DIRECTIONS: Repeat exactly the lines below from the line that contains "What data populates" to the last line, inclusive, without the pictures.

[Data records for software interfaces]
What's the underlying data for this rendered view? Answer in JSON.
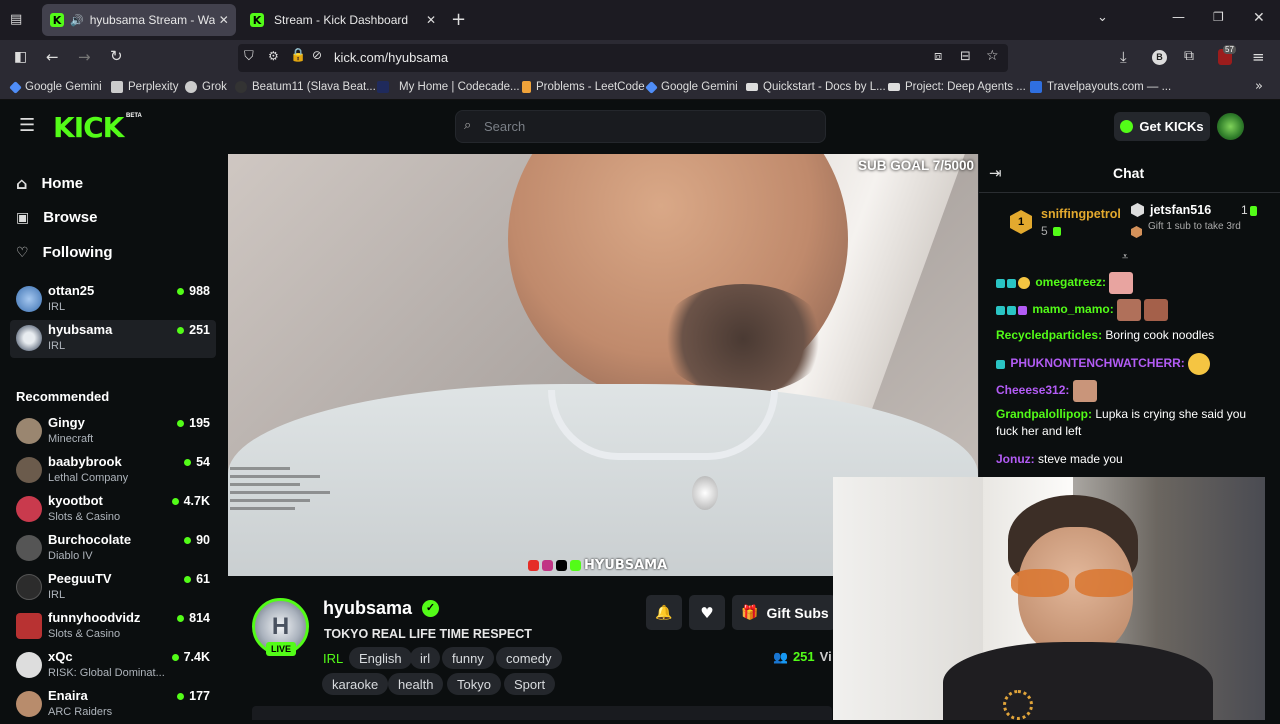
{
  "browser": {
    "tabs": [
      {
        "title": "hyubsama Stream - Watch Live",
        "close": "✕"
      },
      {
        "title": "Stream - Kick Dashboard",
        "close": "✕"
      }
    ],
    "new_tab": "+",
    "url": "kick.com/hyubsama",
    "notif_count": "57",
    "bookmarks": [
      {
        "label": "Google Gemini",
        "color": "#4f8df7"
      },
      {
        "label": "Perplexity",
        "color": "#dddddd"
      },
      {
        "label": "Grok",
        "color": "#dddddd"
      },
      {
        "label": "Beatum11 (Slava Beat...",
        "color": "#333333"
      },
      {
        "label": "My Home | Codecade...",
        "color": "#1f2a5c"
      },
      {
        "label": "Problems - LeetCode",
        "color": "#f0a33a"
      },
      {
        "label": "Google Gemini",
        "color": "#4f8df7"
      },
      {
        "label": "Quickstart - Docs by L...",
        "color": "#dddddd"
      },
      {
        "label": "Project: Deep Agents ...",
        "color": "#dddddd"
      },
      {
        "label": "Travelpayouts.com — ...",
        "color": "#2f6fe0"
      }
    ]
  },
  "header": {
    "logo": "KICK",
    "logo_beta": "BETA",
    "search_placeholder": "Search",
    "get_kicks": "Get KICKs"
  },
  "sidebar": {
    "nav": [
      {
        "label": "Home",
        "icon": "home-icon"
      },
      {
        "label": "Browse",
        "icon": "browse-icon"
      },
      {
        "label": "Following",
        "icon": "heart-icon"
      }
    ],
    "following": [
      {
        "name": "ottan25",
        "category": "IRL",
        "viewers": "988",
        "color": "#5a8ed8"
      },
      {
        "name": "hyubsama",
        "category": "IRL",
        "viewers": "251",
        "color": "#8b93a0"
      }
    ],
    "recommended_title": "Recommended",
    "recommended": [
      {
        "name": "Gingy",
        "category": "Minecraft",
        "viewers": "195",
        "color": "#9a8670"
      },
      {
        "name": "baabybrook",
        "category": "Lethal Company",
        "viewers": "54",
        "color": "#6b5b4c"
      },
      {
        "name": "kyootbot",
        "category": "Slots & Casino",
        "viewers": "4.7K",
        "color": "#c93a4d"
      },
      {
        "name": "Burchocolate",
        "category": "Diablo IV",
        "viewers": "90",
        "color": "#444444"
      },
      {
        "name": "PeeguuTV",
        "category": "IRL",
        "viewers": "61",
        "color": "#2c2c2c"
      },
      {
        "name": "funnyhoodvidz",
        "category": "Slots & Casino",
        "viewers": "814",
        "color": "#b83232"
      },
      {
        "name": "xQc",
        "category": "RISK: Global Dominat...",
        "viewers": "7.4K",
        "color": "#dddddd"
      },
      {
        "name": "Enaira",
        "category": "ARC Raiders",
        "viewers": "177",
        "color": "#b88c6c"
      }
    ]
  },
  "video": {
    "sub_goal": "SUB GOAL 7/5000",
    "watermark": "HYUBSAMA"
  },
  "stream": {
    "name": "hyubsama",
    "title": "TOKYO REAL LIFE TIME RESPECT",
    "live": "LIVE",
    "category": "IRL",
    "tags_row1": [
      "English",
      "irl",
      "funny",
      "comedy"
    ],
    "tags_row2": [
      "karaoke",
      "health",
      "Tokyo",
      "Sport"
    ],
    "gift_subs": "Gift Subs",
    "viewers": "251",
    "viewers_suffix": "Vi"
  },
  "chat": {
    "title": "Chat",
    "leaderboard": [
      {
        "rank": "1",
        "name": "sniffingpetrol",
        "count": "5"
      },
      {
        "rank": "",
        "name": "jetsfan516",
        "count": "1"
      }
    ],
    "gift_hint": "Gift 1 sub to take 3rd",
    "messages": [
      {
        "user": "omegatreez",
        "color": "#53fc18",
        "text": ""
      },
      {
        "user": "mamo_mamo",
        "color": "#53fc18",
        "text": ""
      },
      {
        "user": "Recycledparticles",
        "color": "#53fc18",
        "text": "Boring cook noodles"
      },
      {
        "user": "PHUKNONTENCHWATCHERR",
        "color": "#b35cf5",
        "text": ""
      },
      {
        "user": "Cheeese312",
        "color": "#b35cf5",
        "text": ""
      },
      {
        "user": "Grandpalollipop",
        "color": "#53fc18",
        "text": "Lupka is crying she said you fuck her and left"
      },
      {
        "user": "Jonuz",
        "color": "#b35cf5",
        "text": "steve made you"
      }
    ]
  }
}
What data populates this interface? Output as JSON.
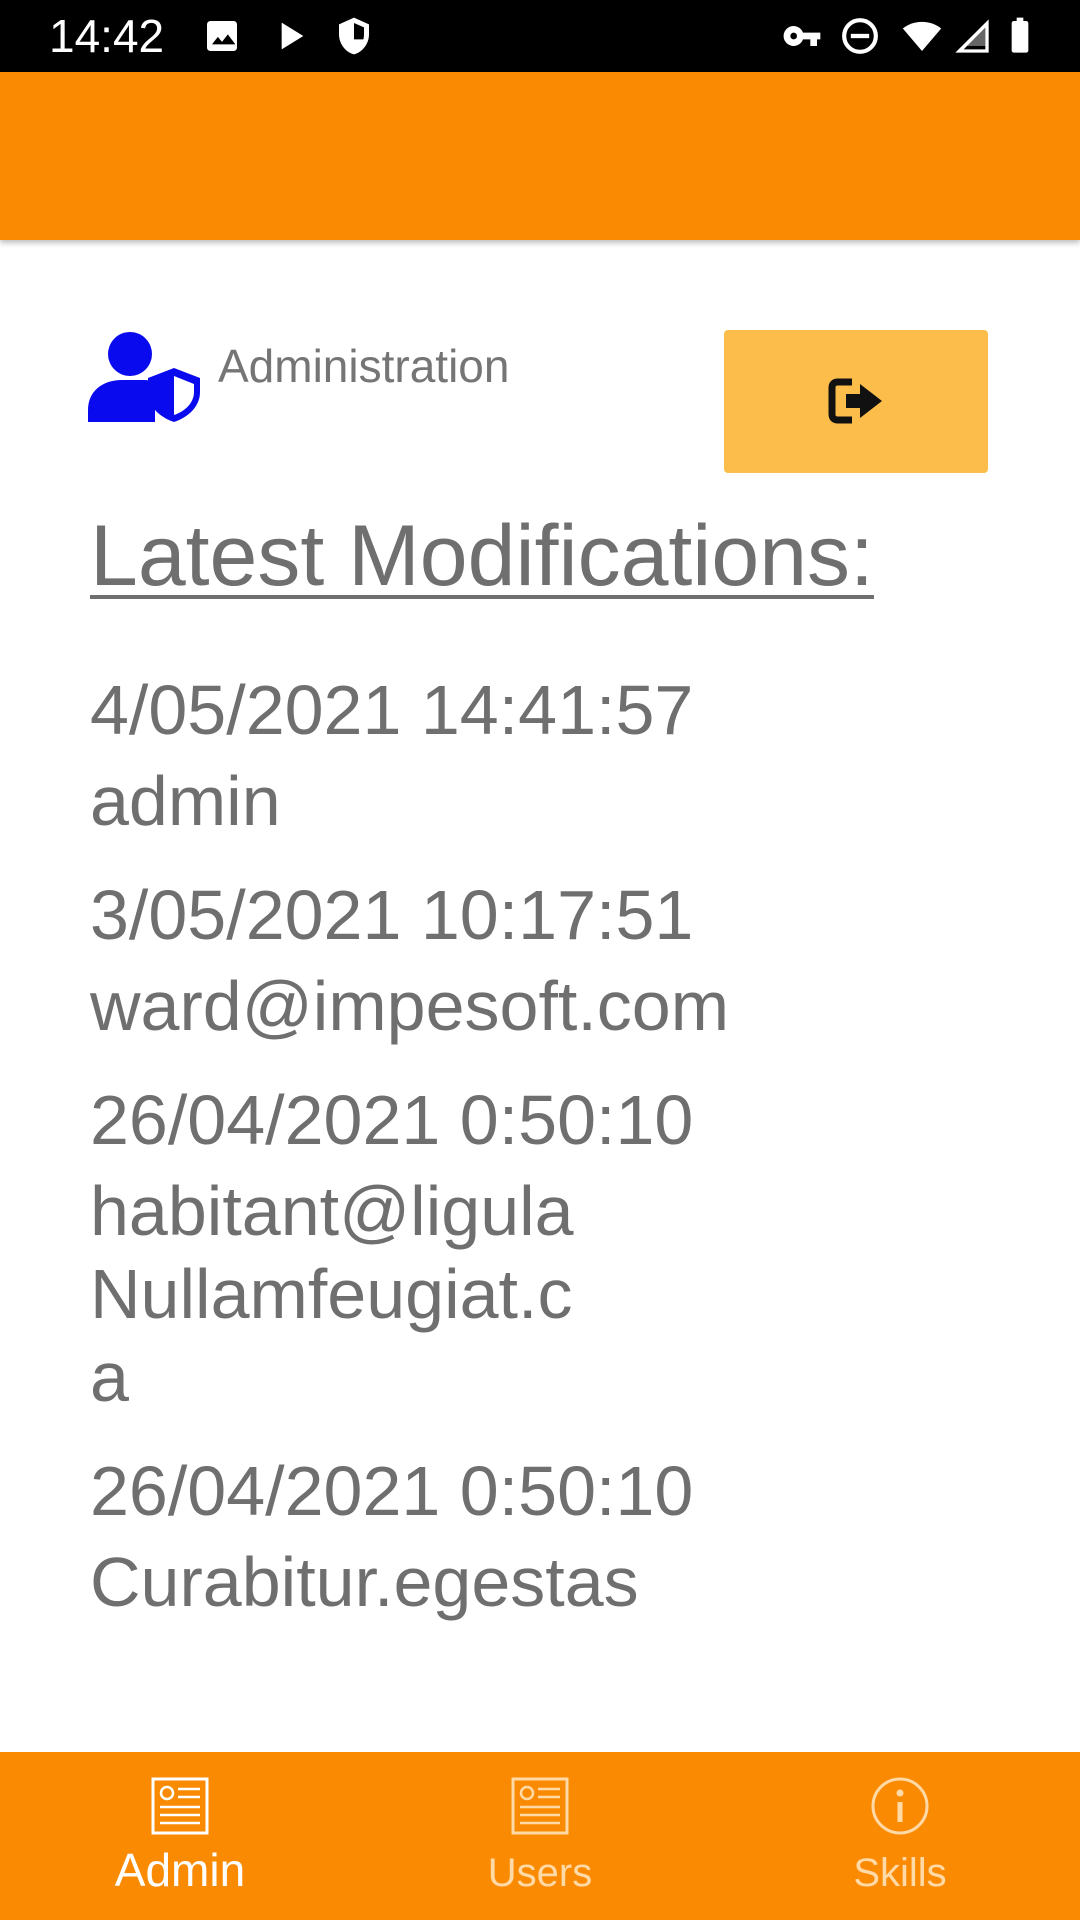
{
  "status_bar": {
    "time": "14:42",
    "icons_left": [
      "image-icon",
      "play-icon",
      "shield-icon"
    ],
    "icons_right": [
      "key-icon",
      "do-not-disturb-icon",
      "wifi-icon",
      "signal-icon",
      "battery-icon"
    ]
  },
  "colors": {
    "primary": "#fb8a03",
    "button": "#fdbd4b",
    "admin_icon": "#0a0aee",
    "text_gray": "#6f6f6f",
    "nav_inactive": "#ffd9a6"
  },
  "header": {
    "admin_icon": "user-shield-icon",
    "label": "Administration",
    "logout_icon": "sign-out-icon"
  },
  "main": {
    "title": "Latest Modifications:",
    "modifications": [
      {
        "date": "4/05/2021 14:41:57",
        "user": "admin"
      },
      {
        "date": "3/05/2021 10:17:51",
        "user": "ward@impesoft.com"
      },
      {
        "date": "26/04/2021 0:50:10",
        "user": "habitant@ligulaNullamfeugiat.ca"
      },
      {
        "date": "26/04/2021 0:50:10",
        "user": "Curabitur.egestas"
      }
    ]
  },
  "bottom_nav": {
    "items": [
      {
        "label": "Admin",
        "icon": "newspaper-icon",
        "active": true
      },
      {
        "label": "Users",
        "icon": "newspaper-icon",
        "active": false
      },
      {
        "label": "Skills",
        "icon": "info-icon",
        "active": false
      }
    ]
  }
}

ANSWER BOX:
What data populates this interface? Output as JSON.
{
  "status_bar": {
    "time": "14:42",
    "icons_left": [
      "image-icon",
      "play-icon",
      "shield-icon"
    ],
    "icons_right": [
      "key-icon",
      "do-not-disturb-icon",
      "wifi-icon",
      "signal-icon",
      "battery-icon"
    ]
  },
  "colors": {
    "primary": "#fb8a03",
    "button": "#fdbd4b",
    "admin_icon": "#0a0aee",
    "text_gray": "#6f6f6f",
    "nav_inactive": "#ffd9a6"
  },
  "header": {
    "admin_icon": "user-shield-icon",
    "label": "Administration",
    "logout_icon": "sign-out-icon"
  },
  "main": {
    "title": "Latest Modifications:",
    "modifications": [
      {
        "date": "4/05/2021 14:41:57",
        "user": "admin"
      },
      {
        "date": "3/05/2021 10:17:51",
        "user": "ward@impesoft.com"
      },
      {
        "date": "26/04/2021 0:50:10",
        "user": "habitant@ligulaNullamfeugiat.ca"
      },
      {
        "date": "26/04/2021 0:50:10",
        "user": "Curabitur.egestas"
      }
    ]
  },
  "bottom_nav": {
    "items": [
      {
        "label": "Admin",
        "icon": "newspaper-icon",
        "active": true
      },
      {
        "label": "Users",
        "icon": "newspaper-icon",
        "active": false
      },
      {
        "label": "Skills",
        "icon": "info-icon",
        "active": false
      }
    ]
  }
}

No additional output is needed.